* [WHAT THE EXERCISE ASKS]: From the entries below, gather every line containing the string "selected".

+++ GIVEN DATA +++

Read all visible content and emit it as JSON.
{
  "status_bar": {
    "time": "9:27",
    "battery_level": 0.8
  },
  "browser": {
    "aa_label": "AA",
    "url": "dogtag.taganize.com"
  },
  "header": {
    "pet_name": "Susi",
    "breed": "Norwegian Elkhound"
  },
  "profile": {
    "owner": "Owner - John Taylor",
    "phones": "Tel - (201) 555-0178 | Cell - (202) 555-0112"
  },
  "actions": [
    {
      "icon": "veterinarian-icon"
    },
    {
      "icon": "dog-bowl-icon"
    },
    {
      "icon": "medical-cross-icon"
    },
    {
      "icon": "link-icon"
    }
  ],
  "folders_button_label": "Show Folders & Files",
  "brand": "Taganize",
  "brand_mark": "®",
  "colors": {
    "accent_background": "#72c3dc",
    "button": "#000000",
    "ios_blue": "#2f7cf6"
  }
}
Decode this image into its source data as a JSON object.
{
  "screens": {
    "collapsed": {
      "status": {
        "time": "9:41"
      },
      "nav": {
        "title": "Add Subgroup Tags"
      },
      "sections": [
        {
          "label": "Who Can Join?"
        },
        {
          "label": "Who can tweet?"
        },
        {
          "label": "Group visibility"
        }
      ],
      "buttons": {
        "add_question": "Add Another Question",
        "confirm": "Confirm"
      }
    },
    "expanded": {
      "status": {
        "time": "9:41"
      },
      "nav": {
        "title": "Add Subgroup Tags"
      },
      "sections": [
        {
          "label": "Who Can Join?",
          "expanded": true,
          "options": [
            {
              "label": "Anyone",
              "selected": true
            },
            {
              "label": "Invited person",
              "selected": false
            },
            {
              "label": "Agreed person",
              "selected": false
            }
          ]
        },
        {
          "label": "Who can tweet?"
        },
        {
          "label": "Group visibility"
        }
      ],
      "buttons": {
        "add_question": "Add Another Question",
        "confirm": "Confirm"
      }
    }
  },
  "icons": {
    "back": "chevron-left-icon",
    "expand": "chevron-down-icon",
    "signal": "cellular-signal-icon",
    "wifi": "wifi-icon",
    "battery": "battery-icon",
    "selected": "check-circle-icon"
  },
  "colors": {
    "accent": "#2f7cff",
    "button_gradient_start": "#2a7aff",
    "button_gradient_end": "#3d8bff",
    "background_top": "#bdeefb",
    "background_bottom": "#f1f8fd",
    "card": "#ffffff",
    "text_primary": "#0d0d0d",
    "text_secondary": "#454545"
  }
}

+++

* [RESPONSE AREA]:
              "selected": true
              "selected": false
              "selected": false
    "selected": "check-circle-icon"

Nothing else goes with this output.